Joe Addalia, director of technology for Hearst Television is also an IT advocate. While eschewing automation directly on the video server, he strongly favors data virtualization. "Look at a server rack—I call them pizza boxes—you could shrink them down 10 to 1. Automation vendors need to take a hard look at virtualization, at using common, standardized IT tools and commodity hardware."

With more than 64 channels playing-out across 29 stations, Addalia is focused on connecting the dots between his group's Harris ADC automation and centralized traffic operation. BXF capabilities are key, "The single thing that makes master control run is the log. "We're very good at maintaining solid ones, but we'll never get ahead of changes; it's part of the business. We're looking at shifting the ability to make changes upstream, into the hands of traffic, or even a salesperson... we're going to create that enablement."

The backside of automation is equally important to Addalia. "Preserve the integrity of the as-run, the more we stay on automation, the more it performs day-to-day switching, breakaways and cut-ins, the more solid that as-run becomes and the less work has to be done after it leaves master control," he said. "The Holy Grail is real-time reconciliation, to know exactly what happened on-air when it happens. So if a spot gets blown-out for breaking news, it's immediately reported back to traffic and a 'next available' make-good is scheduled; that's good customer service!"

Bill Tillson, CEO , Encompass Digital Media Hearst is testing the centralcasting waters in the Midwest. "It's doing just fine, but there's a lot to consider trying to develop what works best for us," says Addalia, a centralcast pioneer and supporter of the remotely controlled automation model. But fiber costs, which he's seen increase, are an issue: "It's very expensive if you want higher reliability; we're back to prices of 15 years ago." That's a PowerPoint plus for operators like Encompass who lease fiber at wholesale and provision it themselves.


Craig Porter, vice president of engineering for Young Broadcasting, is taking a more traditional route to updating the 10 station group's master controls. Shopping for new automation, Crispin's Digital Transfer Agent (DTA) sealed the deal with robust tools to handle the daily deluge of file-based content. "It's a logical transition, not revolutionary; I'm not turning the station's world upside down... it's a progression of what we were already doing; not radically changing workflows, just making them more efficient."
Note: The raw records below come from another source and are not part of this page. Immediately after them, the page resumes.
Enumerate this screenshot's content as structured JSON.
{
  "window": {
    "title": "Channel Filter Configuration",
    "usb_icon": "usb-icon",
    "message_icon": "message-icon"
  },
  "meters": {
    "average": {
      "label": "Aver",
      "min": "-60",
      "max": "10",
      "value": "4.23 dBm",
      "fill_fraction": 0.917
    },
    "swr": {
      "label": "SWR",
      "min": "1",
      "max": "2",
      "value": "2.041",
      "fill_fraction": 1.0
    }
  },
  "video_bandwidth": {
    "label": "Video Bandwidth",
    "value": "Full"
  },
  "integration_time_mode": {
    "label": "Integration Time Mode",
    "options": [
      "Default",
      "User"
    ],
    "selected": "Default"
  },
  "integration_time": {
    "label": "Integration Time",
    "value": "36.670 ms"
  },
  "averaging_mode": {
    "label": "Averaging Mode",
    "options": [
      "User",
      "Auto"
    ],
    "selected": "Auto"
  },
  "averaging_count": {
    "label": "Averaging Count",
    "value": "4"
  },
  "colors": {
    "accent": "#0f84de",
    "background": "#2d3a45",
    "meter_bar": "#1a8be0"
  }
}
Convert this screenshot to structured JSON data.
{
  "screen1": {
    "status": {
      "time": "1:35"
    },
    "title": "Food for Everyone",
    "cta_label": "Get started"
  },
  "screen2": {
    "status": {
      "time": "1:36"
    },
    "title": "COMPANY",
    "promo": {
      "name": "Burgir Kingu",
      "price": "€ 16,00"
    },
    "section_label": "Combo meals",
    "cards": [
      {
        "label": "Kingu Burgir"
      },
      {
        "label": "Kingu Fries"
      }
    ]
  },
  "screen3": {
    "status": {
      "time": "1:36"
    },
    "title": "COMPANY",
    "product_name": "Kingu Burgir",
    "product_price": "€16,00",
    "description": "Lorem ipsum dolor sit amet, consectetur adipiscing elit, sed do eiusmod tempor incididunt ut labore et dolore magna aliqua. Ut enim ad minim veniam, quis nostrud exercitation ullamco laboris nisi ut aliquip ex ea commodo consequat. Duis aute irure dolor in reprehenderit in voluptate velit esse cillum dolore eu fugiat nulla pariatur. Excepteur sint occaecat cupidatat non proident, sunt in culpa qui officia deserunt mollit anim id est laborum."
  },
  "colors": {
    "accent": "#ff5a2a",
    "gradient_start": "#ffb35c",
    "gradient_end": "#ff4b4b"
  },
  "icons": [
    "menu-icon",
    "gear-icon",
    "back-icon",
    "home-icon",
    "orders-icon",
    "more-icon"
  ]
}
Young recently wrapped-up an installation at KELO in Sioux Falls, SD, which Porter characterized as their "most challenging" yet. "They run four regional [CBS] stations and a digital [MyTV] channel, plus handling passive over-the-air and transmitter monitoring for the group," he said. The other [stations] are slated to be complete by late June. And although Young takes a laissez-faire approach that encourages station autonomy, the new systems will have enough future-proof flexibility to enable collaboration, remote access, alternate delivery platforms and other "not yet" technologies when the time comes.

Like Hearst, traffic is centrally managed; Porter looks forward to some BXF benefits once it and their new automation are fully interfaced. "A live log is the obvious thing; the other is updating traffic with the actual segment lengths of syndicated content so the log is correct—that's important, syndicators tend to change durations without telling anyone." Porter said. He echoes Addalia's desire to push greater control of the playlist to traffic and eliminate the "post-it" factor, when a log's finalized and traffic runs up to master control to stick notes all over their log... traffic should be able to make updates until 'x-minutes' before air and I'd be fine with that."

Tillson predicts that broadcast automation as we know it won't exist in five years. "[Automation] is not a standalone product anymore; it's effectively included in an IT-based playout solution," He said. Extreme perhaps, but there's no denying the number of pure "Automation-R-Us" companies is declining as they're assimilated by larger, more comprehensive purveyors of digital workflow. An interesting NAB awaits.